The most diverse campus in Japan is Ritsumeikan’s Asia-Pacific University (APU) in Beppu, Japan, which boasts a 1:1 ratio of Japanese to international students. This unique university, which is tied to Ritsumeikan University in Kyoto, is seeking to increase its foreign enrollment. Even though APU has taken active measures to recruit international students, including a recent campaign to attract Filipino students, this does not indicate a long-term shift towards campus diversity in Japan. The same can be said of immigration in general in Japan. Japan should prioritize helping current immigrants stay in Japan longer and increase their role in society before promoting broader immigration. The simplest policy change to make is allowing dual citizenship.

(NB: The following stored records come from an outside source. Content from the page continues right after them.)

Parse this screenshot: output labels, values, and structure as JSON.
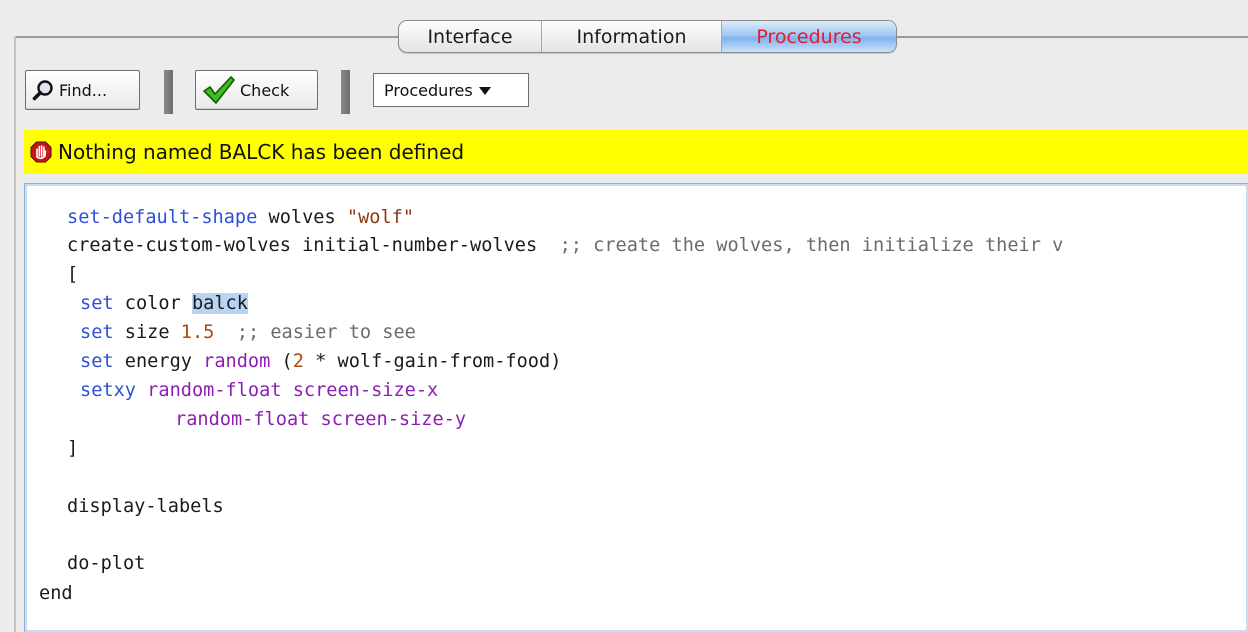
{
  "tabs": {
    "interface": "Interface",
    "information": "Information",
    "procedures": "Procedures"
  },
  "toolbar": {
    "find_label": "Find...",
    "check_label": "Check",
    "procedures_dropdown": "Procedures"
  },
  "error": {
    "message": "Nothing named BALCK has been defined"
  },
  "code": {
    "l1_kw": "set-default-shape",
    "l1_txt": " wolves ",
    "l1_str": "\"wolf\"",
    "l2_txt": "create-custom-wolves initial-number-wolves  ",
    "l2_cmt": ";; create the wolves, then initialize their v",
    "l3": "[",
    "l4_kw": "set",
    "l4_txt": " color ",
    "l4_sel": "balck",
    "l5_kw": "set",
    "l5_txt": " size ",
    "l5_num": "1.5",
    "l5_cmt": "  ;; easier to see",
    "l6_kw": "set",
    "l6_txt": " energy ",
    "l6_rep": "random",
    "l6_txt2": " (",
    "l6_num": "2",
    "l6_txt3": " * wolf-gain-from-food)",
    "l7_kw": "setxy",
    "l7_rep": " random-float screen-size-x",
    "l8_rep": "random-float screen-size-y",
    "l9": "]",
    "l10": "display-labels",
    "l11": "do-plot",
    "l12": "end"
  },
  "colors": {
    "error_bar": "#ffff00",
    "active_tab_text": "#e8192c",
    "keyword": "#2d4fd6",
    "reporter": "#8c1fb3",
    "string": "#8b3a0c",
    "comment": "#6b6b6b",
    "selection": "#b9d4f3"
  },
  "icons": {
    "find": "magnifier-icon",
    "check": "checkmark-icon",
    "dropdown": "triangle-down-icon",
    "error": "stop-hand-icon"
  }
}
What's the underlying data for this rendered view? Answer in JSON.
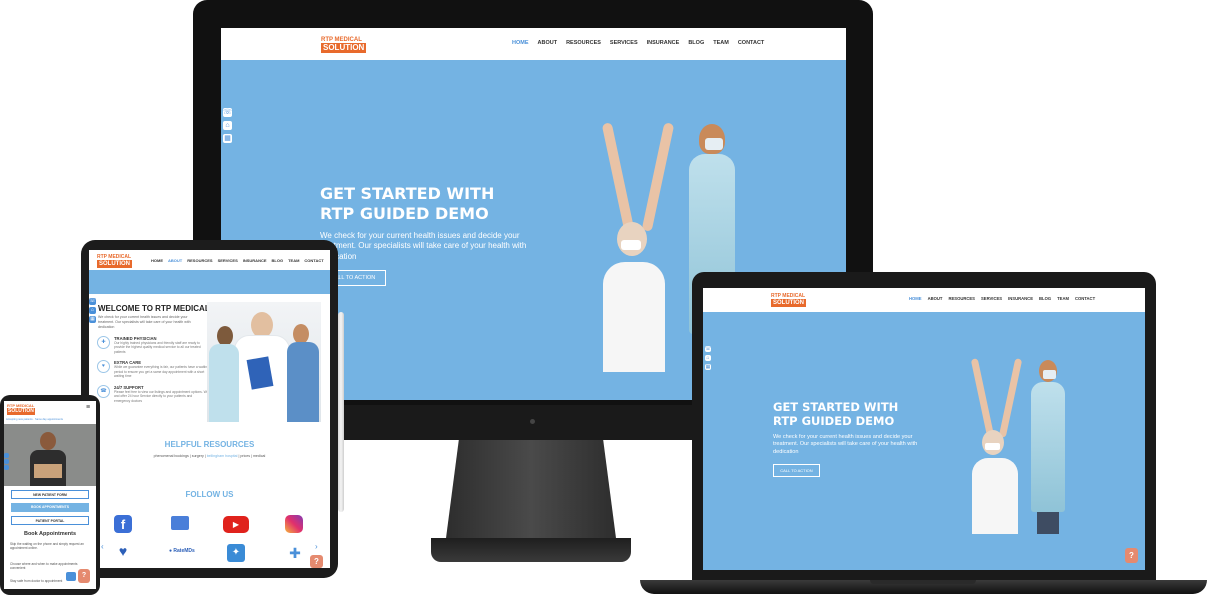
{
  "logo": {
    "line1": "RTP MEDICAL",
    "line2": "SOLUTION"
  },
  "nav": [
    "HOME",
    "ABOUT",
    "RESOURCES",
    "SERVICES",
    "INSURANCE",
    "BLOG",
    "TEAM",
    "CONTACT"
  ],
  "hero": {
    "title1": "GET STARTED WITH",
    "title2": "RTP GUIDED DEMO",
    "desc": "We check for your current health issues and decide your treatment. Our specialists will take care of your health with dedication",
    "cta": "CALL TO ACTION"
  },
  "help_label": "?",
  "tablet": {
    "welcome_title": "WELCOME TO RTP MEDICAL",
    "welcome_text": "We check for your current health issues and decide your treatment. Our specialists will take care of your health with dedication",
    "features": [
      {
        "title": "TRAINED PHYSICIAN",
        "text": "Our highly trained physicians and friendly staff are ready to provide the highest quality medical service to all our treated patients"
      },
      {
        "title": "EXTRA CARE",
        "text": "While we guarantee everything is fair, our patients have a waiting period to ensure you get a same day appointment with a short waiting time"
      },
      {
        "title": "24/7 SUPPORT",
        "text": "Please feel free to view our listings and appointment options. We and offer 24 hour Service directly to your patients and emergency doctors"
      }
    ],
    "resources_title": "HELPFUL RESOURCES",
    "resources_tags": [
      "phenomenal bookings",
      "surgery",
      "bellingham hospital",
      "prices",
      "medical"
    ],
    "follow_title": "FOLLOW US",
    "social": [
      "facebook",
      "google-my-business",
      "youtube",
      "instagram",
      "healthgrades",
      "ratemds",
      "twitter",
      "medical-directory"
    ]
  },
  "phone": {
    "banner": "Accepting new patients · Same day appointments",
    "buttons": [
      "NEW PATIENT FORM",
      "BOOK APPOINTMENTS",
      "PATIENT PORTAL"
    ],
    "book_title": "Book Appointments",
    "book_text": "Skip the waiting on the phone and simply request an appointment online.",
    "list": [
      "Choose where and when to make appointments convenient",
      "Stay safe from doctor to appointment"
    ]
  },
  "colors": {
    "hero": "#74b3e3",
    "accent": "#4a90d9",
    "orange": "#e86a2c",
    "help": "#e58a6f"
  }
}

If APU wants more Filipino students, they don’t have to have a recruiting seminar in the Philippines. There are many Filipinos living in Japan already. Consider how Japanese law works for the child of a Filipino immigrant and a Japanese spouse. Since both Japan and the Phillipines determine citizenship by bloodline, the child is both a Japanese and Filipino citizen until the age of 20 to 21, when they must choose to either keep or forfeit their Japanese citizenship.
This is a common issue with many ethnic groups living in Japan. In essence, someone can be born and raised in Japan but must choose to be only a permanent resident of Japan their entire life. Having dual-citizenship does afford some benefits such as granting rights to voting in elections, the ability to be the legal head of a household, and being able to obtain a Japanese passport, which means exemption from the system of deportation and re-entry.
Dual-citizenship also has a more important symbolic message: Being Japanese does not mean you must be only “Japanese." While being a permanent resident offers many of the same benefits of being a citizen, it’s a constant, official reminder of difference. If dual-citizenship was made available, a difficult choice between maintaining part of one’s identity and second-class citizenship disappears.
Many other permanent residents who are born outside of Japan refuse to drop the citizenship of their birth country. This is typical for immigrants and minorities living in a grey zone while in Japan, and hinders integration by reinforcing exclusion rather than inclusion, making long-term residency in Japan unnecessarily difficult.
While it is beneficial to increase diversity by having international students and workers, most of these students and workers will find opportunities to stay beyond their one to five-year student or work visas difficult. Instead, foreigners will simply fill a temporary position at a company or university and then return home because they are offered very little incentive to stay. A variety of incentives for foreigners to remain in Japan are available, but official acceptance through dual-citizenship is a good first step.
Some major international companies in Japan know the value of diversity and are promoting it in their corporations. Through giving people who add to that diversity incentive to stay, an atmosphere of diversity also remains.
Instead of cycling foreigners through Japan, Japan should promote a policy to give people who want to stay and be productive in Japan more options. The first step is making their choice to stay easier by allowing dual citizenship. Dual-citizenship is a real and symbolic step in the right direction for current immigrants and permanent residents in Japan.
Simply bringing foreigners to a satellite school or cycling them through the Japanese workforce is not enough. To reap the benefits of diversity, the people who bring diversity should be encouraged to stay.